Small feathered miracles

Small feathered miracles

Hilary Smith

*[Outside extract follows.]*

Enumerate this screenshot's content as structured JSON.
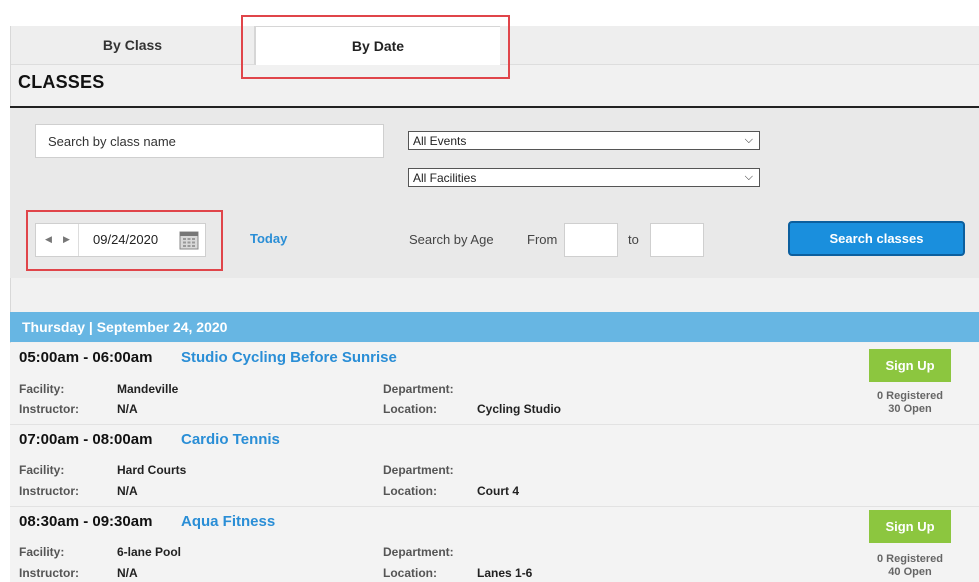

2 November 2012

 

A hot sun and a cold wind and 'the uncertain glory of a spring day', wrote William Shakespeare. The grass has sprung, gardens are being hoed and sowed, capsicums planted.
 
Azaleas fragrance the air, petalled peonies turn their faces up to the sun – never were there so many. Apple and cherry blossom have drifted away, leaving the promise of fruit. Bees are buzzing about. An orchestrated woodland of birds perform a symphony.
 
It is time to sit on an old park bench and eat ice cream or gaze at boats sailing by, or meander by a creek and hear clear fresh water which has been smoothly rounding the stones over many moons. Think of the first time you heard the rain fall and the green smell of grass afterwards. Or when water lapped around your legs as you paddled in the sea as a child or when sand slipped through your fingers as you built an imaginary castle.
 
It is in these moments that we are being recalled to our earliest memories of the earth. We are experiencing the sacred goodness and grace at the heart of creation, in communion with God who is at the very heart of life.
 
Spring is a season of hope and possibility yet Christchurch, like so many places in the world, struck by the groaning of the earth, still copes with uncertainty and loss. Yet God is not in the earthquake, the tsunami or the storm. Hope springs. We keep the good people of Christchurch, Japan, the United States and other places, in our thoughts and prayers.
 
The Nelson Cathedral bells rang out a few weeks ago as the bar-tailed godwits began to arrive from Alaska to a very different cathedral of creation at Motueka Sandspit. On a visit there, I found myself in the company of small feathered miracles and was reminded of words in the book of Job, chapter 12:
 
But ask the animals, and they will teach you; the birds of the air, and they will tell you; or the plants of the earth, and they will teach you; and the fish of the sea will declare to you. Who among all these does not know that the hand of the Lord has done this?   In his hand is the life of every living thing and the breath of all mankind.
 
An auspicious name – godwit, with hundreds of years of speculation about their name.   Another mystery.   Flying nonstop from Alaska to our shores, their epic journey is made possible by many giftings:   at hletic prowess and endurance, the aerodynamic contouring of bodies in flight to glide through the air with little resistance, hollow bones which reduce their weight, feathers to keep them warm at high altitudes; fat is easily made while feeding and used for energy; they know to seek favourable wind currents and have the ability, from birth, to navigate by the sun and the stars; they sleep by allowing one side of their brains to shut down at a time; their rhythmic life is sustained by the air they breathe, circling around their little lungs while oxygen is extracted to make the air always fresh.  
 
God saw that it was good…God saw that it was good…God saw all that had been created and it was very good.
 
This year, like last, bells did not peal out from Christchurch Cathedral to welcome the godwits to the Avon/Heathcote estuary. Yet St. Paul's Anglican Church, Papanui carried on this tradition of hope in springtime.   In Dunedin too, the church bells of St. Paul's Cathedral and The First Church of Otago sounded as the first albatross gracefully winged its way to the expectant city.    
 
All of these musings have reminded me of the angelic voice of Hayley Westenra, as she sings the Benedictus. It has been a prayer, uttered in churches throughout the world, over long centuries: 'Blessed is the one who comes in the name of the Lord. Hosanna in excelsis.'